I know money isn’t everything, but it’s definitely something.
The decision to set South in America was experimental. Both Diane and I have published locally and we knew what to expect if we chose to go that route again: some nice reviews and brief celebrations at literary festivals, but no one’s giving up their day job. Aiming overseas was unpredictable and exciting. Besides, why even write under a pseudonym if you’re not going to change things up a little?
But even after we’d decided on America, the whole notion still felt uncomfortable. The uneasiness for me came down to my own right to set a novel in America. I felt as though I was betraying some unwritten agreement between author and reader: ‘Write what you know’ and all of that.
But as soon as we started on writing the actual chapters, those worries evaporated. I found that I knew what Colorado looked like. I knew how people talked there and how they dressed. I knew the rivers and the colour of the dirt: the Internet helped with the names of the plants and the trees, but everything else was there inside my mind. How do I know what a diner in Nebraska looks like? The answer is that America has been culturally colonising the rest of the world for decades. We’ve all grown up on a diet of Clint Eastwood and Coca Cola and Nike and Hollywood blockbusters. It’s so entrenched in our minds that writing in America is like writing in a genre of its own. And feeling bad about turning it round and sending it back to Americans suddenly seemed like a quaint notion - like the owner of a burger stand worrying about the business he might be stealing from McDonalds.
We also have tame American readers, so we make sure that the facts are the facts. One turned out to be from the exact town we were using, and he was happy with the accuracy of the novel. His main criticism was that he couldn’t remember that particular grass growing on the top of that particular ridge. Otherwise, we were spot on.
But there were more surprises along the way. Setting a novel outside of your home territory is also strangely illuminating. As South African authors we’re never going to move away from writing about South African issues, even if the setting changes. We care too much. South is about segregation and the impact that has on the people on both sides of the dividing line. It’s apartheid. Once that ideology is given a common culture, readers can begin to imagine how they’d have reacted given similar circumstances.

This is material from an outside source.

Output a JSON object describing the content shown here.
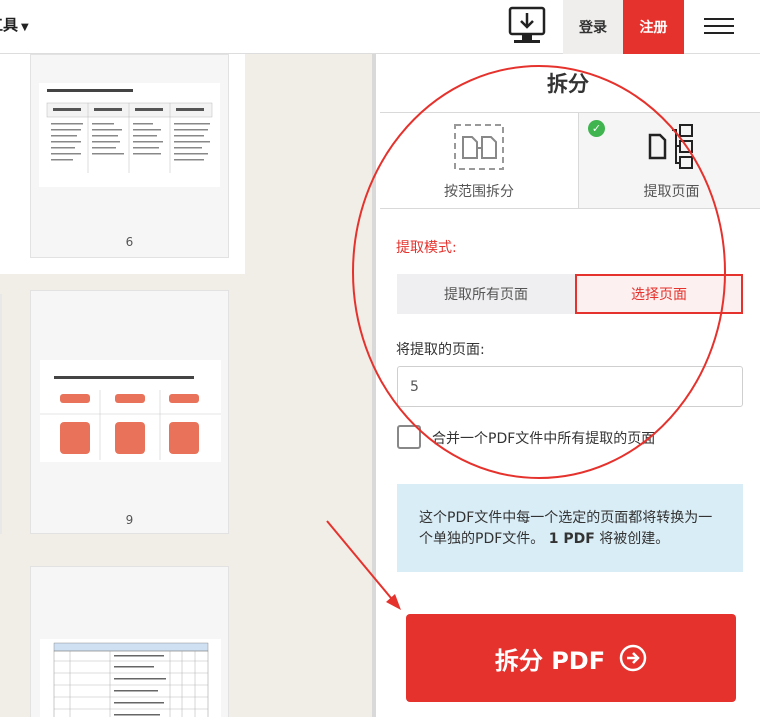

The punchline to all of this is South is published globally, but we’ve yet to sell the American rights. So until that happens, maybe I’m wrong about everything. You’ll have to judge for yourself.

More about Frank Owen and the book at


  1. Thanks to the both of you, a very thought-provoking post. Now get the American rights sold, please, I'm eager to read the book!

    1. Hi Everett. We're eager to have SOUTH out in America too. Hopefully in due course it will be.

  2. Diane and Alex, please allow me to assure you that in placing SOUTH in the the (U)SA does not in any way compromise the concept of writing what you know. WHY? Because at the moment, no one in the US seems to have any idea of what is going on...about the South, North, East or West. As for the mushrooms, frankly I think much of the nation is already under their influence or wish to be.

    By the way, can we obtain a copy of SOUTH from Amazon UK?

    1. Hi Jeffrey. Thanks for the encouragement. And yes, you'll certainly be able to get a copy of SOUTH from Amazon UK.